Whether you call it soccer or football (and with offices in Boston and Oxford, Credo calls it both), we’ll help you get the all the scholarly information you need on this incredible world sporting event. The World Cup begins Thursday, June 12, so before sitting down to watch the games, why not kick it with these Topic Pages?
World Cup – Very few things on this planet are watched with more enthusiasm than Kate Middleton’s effortlessly graceful globetrotting, but the World Cup is one of those things. According to FIFA, in 2010 over 900 million people tuned in for the final between Spain and the Netherlands. With the exception of WWII, the World Cup has been played every 4 years since 1930 across five different continents.
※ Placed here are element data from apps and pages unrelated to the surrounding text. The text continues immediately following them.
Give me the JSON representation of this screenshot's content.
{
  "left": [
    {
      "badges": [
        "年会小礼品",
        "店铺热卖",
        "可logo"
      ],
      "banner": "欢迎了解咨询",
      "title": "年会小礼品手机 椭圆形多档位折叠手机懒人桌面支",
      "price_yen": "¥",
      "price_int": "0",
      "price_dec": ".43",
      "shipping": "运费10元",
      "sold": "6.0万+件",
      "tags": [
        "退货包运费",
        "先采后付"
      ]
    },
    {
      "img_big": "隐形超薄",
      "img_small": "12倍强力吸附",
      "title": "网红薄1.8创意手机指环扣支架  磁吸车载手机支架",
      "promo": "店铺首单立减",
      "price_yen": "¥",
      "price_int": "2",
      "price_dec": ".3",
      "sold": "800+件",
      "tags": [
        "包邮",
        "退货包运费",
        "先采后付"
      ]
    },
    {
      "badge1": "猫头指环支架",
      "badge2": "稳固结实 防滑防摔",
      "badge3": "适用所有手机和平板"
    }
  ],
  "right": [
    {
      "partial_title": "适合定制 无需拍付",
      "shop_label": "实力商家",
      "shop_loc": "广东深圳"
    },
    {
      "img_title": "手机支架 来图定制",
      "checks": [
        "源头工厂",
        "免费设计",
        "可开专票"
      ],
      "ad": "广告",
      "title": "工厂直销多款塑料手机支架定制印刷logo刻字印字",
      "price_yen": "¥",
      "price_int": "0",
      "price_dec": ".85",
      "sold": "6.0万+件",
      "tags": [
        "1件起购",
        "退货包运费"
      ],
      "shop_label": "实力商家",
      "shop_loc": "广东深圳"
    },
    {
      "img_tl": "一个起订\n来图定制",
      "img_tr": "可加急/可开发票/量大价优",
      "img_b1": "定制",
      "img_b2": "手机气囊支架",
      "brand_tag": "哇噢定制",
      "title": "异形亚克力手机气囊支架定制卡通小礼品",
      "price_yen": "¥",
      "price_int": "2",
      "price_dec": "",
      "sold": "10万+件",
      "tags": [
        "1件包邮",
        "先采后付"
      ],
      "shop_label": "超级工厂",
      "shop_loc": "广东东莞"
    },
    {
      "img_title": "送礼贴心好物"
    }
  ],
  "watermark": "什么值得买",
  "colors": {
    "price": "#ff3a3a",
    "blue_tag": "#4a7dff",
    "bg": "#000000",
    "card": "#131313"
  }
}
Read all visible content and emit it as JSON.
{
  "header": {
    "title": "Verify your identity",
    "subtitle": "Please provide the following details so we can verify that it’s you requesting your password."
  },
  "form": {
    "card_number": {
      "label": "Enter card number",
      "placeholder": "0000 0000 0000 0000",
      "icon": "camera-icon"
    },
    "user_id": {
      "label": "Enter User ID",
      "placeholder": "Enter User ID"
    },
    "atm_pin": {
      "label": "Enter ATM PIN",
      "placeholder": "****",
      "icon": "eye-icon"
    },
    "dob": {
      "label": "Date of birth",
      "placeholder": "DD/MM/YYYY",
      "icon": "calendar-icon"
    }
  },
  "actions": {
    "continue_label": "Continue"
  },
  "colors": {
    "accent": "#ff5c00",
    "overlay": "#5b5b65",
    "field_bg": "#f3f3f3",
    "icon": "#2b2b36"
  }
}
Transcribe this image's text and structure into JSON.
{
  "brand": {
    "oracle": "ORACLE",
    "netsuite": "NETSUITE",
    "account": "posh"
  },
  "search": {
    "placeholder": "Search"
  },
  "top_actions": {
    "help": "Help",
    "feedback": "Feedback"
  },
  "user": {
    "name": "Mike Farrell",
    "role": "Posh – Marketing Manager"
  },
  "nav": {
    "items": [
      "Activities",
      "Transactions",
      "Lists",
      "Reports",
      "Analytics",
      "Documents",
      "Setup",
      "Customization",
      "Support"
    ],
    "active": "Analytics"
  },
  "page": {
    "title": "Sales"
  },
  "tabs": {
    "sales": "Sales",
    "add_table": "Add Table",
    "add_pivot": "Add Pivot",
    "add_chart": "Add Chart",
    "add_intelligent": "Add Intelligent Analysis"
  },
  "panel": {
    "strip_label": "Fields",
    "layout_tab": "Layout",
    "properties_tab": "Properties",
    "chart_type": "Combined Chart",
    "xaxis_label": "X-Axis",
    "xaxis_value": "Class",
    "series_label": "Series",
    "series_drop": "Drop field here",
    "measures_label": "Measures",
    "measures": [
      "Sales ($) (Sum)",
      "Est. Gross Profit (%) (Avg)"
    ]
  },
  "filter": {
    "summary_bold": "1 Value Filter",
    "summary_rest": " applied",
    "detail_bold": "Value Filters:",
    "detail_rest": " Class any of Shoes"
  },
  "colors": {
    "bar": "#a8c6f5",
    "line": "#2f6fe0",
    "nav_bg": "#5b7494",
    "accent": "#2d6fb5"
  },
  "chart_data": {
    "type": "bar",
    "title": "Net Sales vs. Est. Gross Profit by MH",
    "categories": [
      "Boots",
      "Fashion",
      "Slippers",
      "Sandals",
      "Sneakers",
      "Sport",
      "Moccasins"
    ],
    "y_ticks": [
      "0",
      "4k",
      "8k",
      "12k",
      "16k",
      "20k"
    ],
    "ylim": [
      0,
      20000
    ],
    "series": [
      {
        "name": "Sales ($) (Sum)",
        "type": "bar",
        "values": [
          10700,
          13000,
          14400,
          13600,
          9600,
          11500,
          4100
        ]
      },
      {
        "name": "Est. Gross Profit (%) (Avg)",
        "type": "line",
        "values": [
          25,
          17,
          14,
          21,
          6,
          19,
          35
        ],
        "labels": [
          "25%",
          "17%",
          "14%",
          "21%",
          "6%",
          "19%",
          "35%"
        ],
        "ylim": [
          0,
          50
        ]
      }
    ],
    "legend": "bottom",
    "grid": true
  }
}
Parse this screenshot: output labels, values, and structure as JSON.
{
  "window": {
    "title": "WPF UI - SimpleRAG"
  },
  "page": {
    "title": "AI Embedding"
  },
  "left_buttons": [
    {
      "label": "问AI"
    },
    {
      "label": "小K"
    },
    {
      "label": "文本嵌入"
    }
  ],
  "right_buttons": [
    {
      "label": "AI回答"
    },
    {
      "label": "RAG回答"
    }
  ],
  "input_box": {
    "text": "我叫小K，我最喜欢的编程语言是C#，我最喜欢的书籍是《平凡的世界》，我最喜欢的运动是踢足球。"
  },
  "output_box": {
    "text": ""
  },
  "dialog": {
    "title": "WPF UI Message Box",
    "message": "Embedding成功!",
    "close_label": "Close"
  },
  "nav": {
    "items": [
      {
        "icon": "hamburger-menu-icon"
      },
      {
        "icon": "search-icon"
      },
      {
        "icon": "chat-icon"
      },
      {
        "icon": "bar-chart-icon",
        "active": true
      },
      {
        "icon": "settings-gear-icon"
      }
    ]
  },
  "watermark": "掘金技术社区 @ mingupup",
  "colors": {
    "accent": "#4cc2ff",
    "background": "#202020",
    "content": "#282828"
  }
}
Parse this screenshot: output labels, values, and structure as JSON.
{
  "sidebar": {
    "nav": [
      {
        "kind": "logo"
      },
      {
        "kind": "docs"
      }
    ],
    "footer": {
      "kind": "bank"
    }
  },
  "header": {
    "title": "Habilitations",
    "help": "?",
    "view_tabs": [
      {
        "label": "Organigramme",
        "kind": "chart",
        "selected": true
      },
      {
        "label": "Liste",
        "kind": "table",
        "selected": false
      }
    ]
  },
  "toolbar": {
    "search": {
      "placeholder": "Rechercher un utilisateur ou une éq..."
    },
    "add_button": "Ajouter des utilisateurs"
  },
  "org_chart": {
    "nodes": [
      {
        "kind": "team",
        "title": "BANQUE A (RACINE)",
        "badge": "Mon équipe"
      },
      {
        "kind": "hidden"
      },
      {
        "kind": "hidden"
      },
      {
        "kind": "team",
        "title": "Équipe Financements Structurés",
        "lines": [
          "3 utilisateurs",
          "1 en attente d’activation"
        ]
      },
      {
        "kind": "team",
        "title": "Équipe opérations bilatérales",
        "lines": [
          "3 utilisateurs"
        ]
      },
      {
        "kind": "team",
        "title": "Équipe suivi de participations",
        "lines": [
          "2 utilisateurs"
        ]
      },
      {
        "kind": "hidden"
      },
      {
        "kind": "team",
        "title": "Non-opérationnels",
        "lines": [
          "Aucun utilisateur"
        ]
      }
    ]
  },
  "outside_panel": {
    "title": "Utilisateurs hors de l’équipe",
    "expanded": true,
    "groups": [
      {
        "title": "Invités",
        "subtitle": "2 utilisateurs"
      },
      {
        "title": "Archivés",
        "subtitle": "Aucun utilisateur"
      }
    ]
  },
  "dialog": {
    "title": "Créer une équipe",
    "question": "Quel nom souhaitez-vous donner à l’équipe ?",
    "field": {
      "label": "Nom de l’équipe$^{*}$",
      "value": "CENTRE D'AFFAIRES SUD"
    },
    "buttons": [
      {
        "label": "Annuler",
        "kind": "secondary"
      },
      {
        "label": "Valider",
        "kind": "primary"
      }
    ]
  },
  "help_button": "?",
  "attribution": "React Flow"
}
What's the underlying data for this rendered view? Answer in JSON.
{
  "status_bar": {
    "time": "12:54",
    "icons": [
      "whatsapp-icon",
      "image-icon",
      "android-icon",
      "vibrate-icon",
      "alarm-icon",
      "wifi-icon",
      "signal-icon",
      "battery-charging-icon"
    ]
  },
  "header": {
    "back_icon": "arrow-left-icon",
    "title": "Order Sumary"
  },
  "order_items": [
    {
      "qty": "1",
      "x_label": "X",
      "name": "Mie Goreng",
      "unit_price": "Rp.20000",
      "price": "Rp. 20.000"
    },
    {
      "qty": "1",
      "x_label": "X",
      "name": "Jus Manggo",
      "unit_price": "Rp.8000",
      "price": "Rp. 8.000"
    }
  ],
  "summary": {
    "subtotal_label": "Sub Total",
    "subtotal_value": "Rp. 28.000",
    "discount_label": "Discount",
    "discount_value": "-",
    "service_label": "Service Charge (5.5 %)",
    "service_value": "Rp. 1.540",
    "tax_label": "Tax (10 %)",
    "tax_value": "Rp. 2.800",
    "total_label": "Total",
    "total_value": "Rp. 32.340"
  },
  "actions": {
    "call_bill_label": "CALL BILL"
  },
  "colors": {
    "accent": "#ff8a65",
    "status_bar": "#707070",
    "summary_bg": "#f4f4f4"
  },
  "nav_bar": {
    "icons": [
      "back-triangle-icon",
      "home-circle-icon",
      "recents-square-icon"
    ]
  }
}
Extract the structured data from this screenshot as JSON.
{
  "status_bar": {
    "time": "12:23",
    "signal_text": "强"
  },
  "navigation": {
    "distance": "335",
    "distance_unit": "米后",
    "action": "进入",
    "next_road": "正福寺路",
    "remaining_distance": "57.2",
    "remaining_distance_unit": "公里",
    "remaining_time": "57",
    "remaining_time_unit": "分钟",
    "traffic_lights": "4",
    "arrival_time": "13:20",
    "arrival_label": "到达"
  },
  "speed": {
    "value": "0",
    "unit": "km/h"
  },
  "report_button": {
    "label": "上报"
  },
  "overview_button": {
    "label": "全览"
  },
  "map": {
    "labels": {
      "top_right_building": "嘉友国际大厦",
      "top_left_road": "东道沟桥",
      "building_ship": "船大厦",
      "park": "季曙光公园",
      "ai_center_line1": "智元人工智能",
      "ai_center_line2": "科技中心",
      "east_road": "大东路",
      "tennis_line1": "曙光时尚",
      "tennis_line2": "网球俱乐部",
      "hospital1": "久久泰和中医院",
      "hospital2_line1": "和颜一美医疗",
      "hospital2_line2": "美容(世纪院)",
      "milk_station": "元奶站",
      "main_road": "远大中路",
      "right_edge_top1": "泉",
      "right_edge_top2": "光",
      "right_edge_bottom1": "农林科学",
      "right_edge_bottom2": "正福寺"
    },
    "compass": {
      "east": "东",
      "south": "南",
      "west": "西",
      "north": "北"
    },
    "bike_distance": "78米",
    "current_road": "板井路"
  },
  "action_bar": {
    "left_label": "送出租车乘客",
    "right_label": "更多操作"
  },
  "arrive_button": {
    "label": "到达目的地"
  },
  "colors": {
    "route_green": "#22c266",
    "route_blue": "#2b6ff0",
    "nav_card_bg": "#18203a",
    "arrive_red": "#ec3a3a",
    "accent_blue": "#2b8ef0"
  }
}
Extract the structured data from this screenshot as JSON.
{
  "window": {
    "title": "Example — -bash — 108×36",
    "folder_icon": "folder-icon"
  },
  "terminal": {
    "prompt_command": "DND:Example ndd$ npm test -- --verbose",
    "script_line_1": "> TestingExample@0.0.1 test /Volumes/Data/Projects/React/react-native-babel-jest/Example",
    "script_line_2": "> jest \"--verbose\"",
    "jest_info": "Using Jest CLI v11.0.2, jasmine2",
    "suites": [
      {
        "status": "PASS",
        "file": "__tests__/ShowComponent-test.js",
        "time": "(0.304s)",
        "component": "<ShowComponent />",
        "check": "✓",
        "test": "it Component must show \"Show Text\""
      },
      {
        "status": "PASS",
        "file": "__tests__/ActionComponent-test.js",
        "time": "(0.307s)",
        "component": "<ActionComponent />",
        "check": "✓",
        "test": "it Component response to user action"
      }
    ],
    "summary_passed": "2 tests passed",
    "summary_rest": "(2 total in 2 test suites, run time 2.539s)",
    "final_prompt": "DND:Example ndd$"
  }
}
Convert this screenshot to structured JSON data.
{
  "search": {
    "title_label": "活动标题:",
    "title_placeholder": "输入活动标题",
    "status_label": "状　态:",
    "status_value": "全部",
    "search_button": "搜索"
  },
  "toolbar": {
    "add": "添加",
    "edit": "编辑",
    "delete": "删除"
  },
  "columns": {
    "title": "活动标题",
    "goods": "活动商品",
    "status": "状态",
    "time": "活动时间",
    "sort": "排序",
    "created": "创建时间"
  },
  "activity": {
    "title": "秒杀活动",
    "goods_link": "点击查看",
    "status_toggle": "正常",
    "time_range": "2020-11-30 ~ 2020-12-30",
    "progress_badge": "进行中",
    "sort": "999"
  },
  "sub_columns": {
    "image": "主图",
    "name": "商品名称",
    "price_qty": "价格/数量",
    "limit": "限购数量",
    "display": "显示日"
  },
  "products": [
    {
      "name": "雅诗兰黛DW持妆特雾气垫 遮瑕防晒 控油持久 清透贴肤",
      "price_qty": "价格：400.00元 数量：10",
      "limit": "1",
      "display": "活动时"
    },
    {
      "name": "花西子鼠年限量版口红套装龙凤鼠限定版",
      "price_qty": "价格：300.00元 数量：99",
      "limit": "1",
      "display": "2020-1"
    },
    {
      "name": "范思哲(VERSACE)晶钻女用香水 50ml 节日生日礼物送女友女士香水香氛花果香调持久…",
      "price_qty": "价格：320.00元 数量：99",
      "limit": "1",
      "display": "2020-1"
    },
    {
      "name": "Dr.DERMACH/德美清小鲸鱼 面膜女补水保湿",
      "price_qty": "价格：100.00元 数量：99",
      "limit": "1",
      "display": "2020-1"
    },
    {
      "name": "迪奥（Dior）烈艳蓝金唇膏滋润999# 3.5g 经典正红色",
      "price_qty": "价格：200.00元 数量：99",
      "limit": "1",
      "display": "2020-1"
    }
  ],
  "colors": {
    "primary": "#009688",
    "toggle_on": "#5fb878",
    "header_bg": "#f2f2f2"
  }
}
This year’s host nation, Brazil, has won the most titles with 5, followed by Italy, with 4.
Brazil – Brazil is to soccer (football) what Julia Roberts is to romantic comedies. By far the largest of the Latin American countries, Brazil occupies nearly half the continent of South America. English seamen introduced the sport to Brazilians in the 1870’s, and they’ve barely come off the pitch to rest since. Talk about a case of student becoming the master: England has played Brazil twenty-five times in international competition and won… four matches.
Football aka Soccer – To say that football (soccer) is the most popular sport in the world is like saying that oxygen is humanity’s favorite breathable gas. Of course, not all countries agree on what the sport should be called (ok, so there’s an overwhelming consensus on one term). Americans appropriated the name “football” for a game played almost entirely with their hands, using an object that is no more shaped like a ball than a zeppelin.
Iran – Iran may have a long and storied past dating back about 6,000 years, but World Cup successes have not been a part of its glory. If Brazil is the favorite to win this year, then Iran is the (no exaggeration) 1500/1 underdog. Here are some things that are more likely to happen this summer than Iran winning the 2014 World Cup: Ed Snowden and the NSA sitting down for a cup of coffee to reminisce about the good ol’ times; Wimbledon’s All England Club ditching its traditionally white dress code for outfits inspired by the Norwegian Curling Team; Vladimir Putin demurring when offered the opportunity to have his picture taken doing the kinds of activities usually reserved for 19th century big-game hunters.
Image: U.S. Plays Ghana in World Cup Match, By U.S. Department of State from United States [Public domain], via Wikimedia Commons